I can no longer forgive this sort of language, pouring over the text of speeches looking for good news is something I promised to stop during Ed Miliband’s leadership. It’s a language designed for the headlines he wants. It’s part of the speech where he is mainly talking about training, and training provided by business. There is absolutely no need to use this language.

This article looks at Zoe Gardner & Jonathan Portes’ reactions and I note that, this approach was trialled by Rachel Reeves in a Sky interview, immediately after Labour Party Conference.

My disgust and anger led to me proposing and winning a motion at my Constituency Labour Party and Union branch. The article quotes the motion and publicises my speech notes. I conclude, by looking at Yvette Cooper’s conference speech and note that neither Cooper, nor Starmer made any promises on the hostile environment.

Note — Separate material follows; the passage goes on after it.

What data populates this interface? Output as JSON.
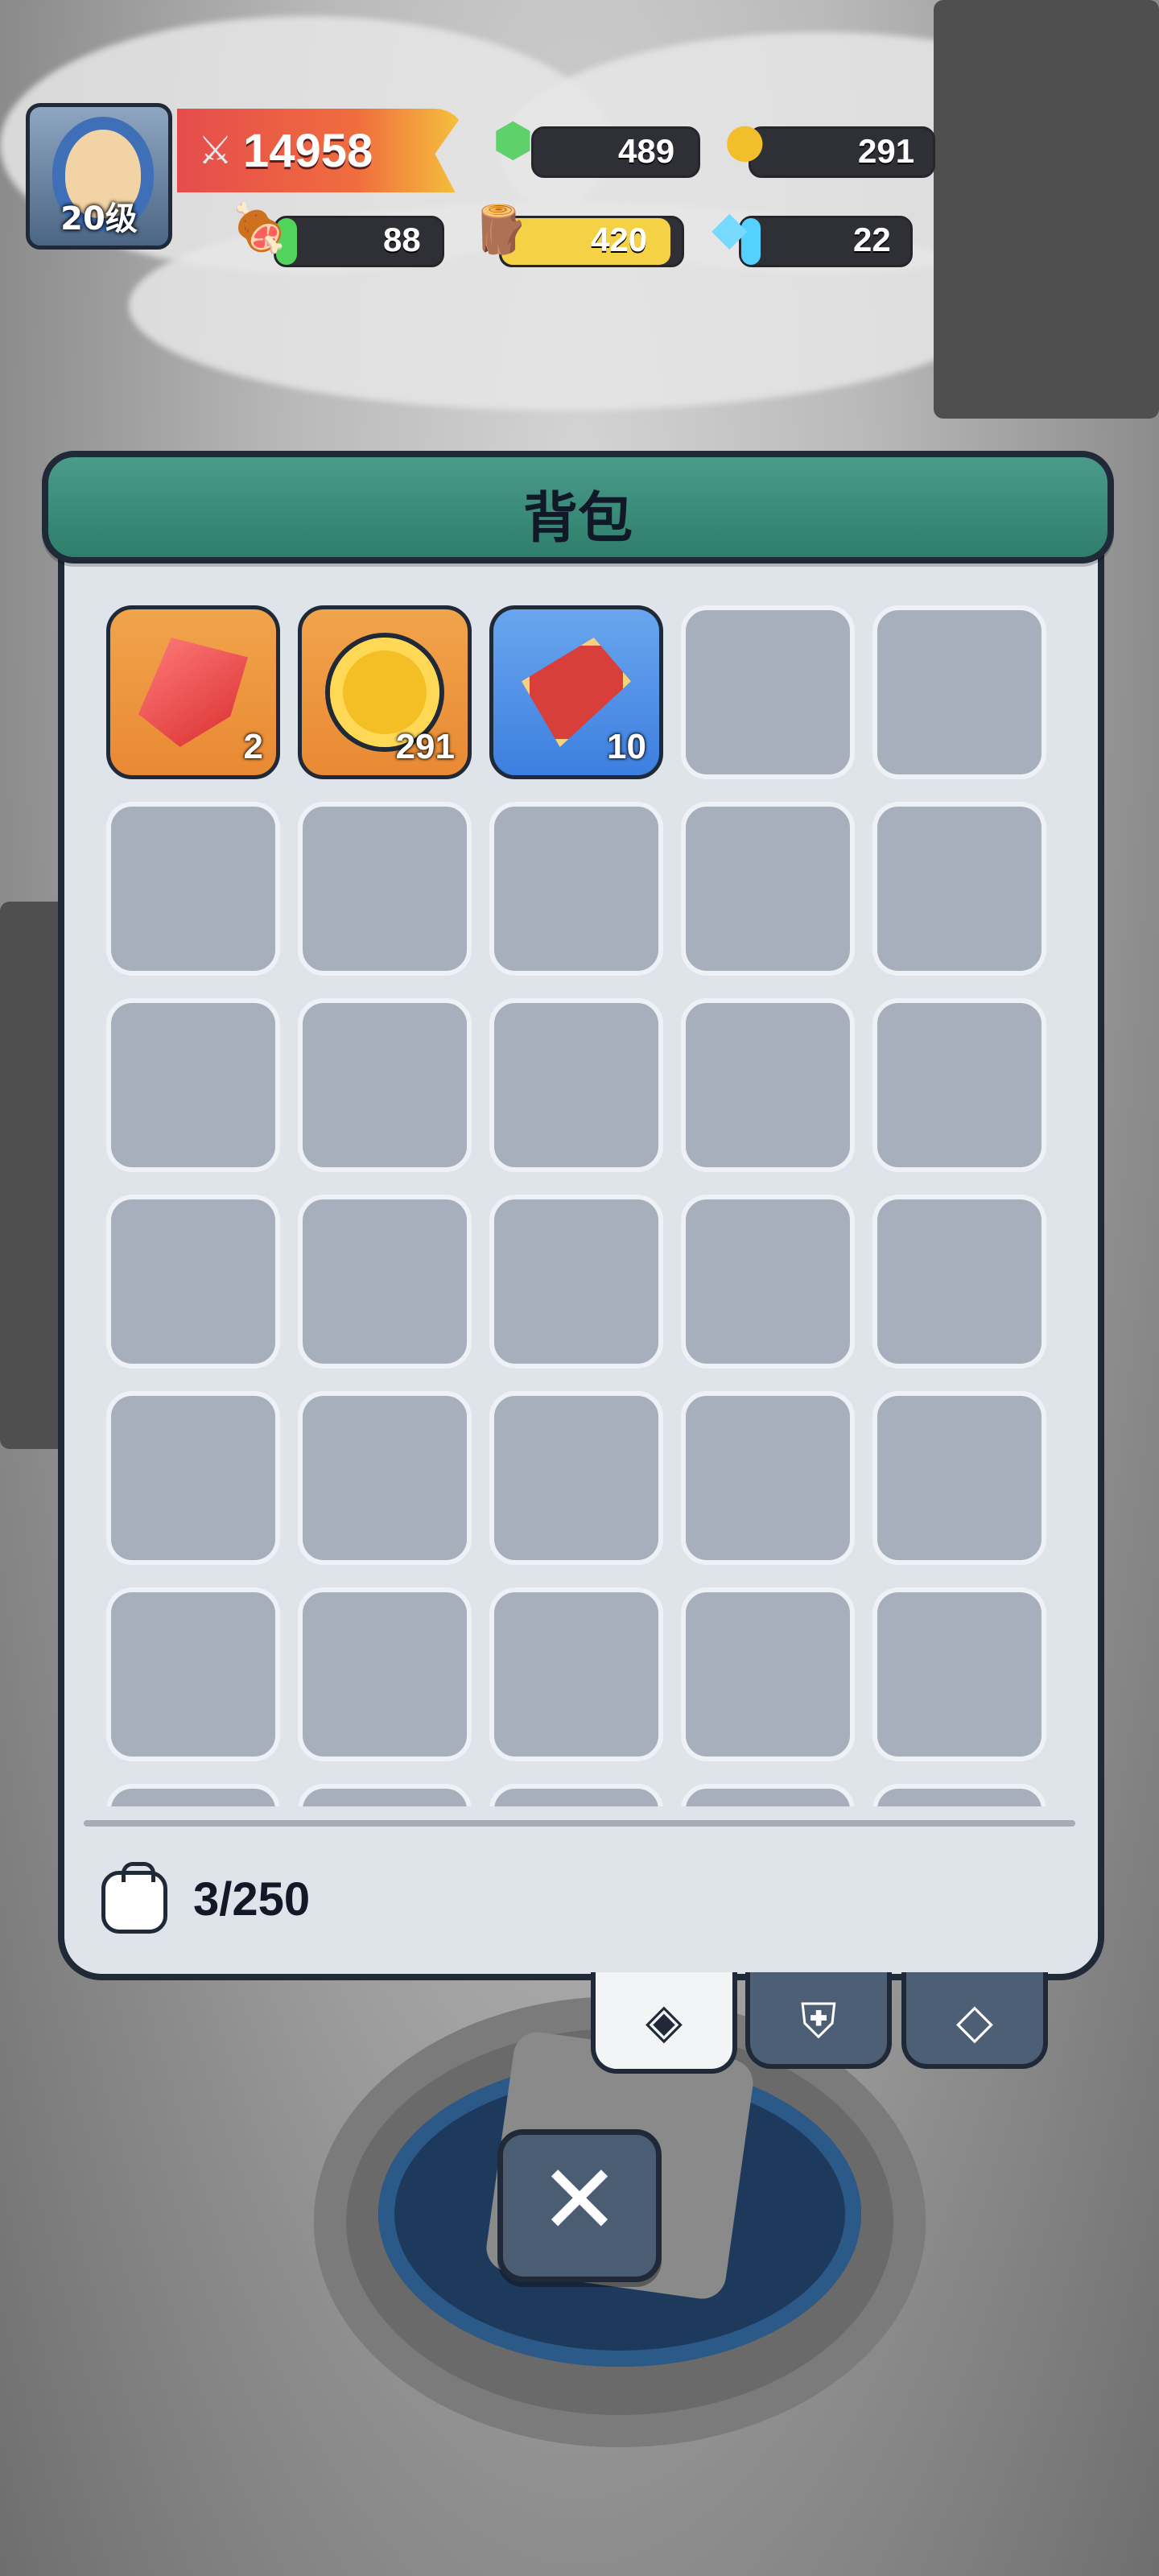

Attempting to differentiate from the Tories on competence will fail both in winning the election and making things better. Labour needs to offer hope and needs a movement to sustain it through the inevitable push backs that will occur. Pandering to racism won’t do that. I say more overleaf.

Trade Friction and free movement.

I co-authored this, published at Brexit Spotlight by Another Europe.

It is little wonder then that the Conservatives are under acute pressure to revise their trading arrangements with the EU in order to re-open access the European single market. But it seems likely that – at least for the time being – Brexit ideology will not allow any serious recognition of the economic reality.    …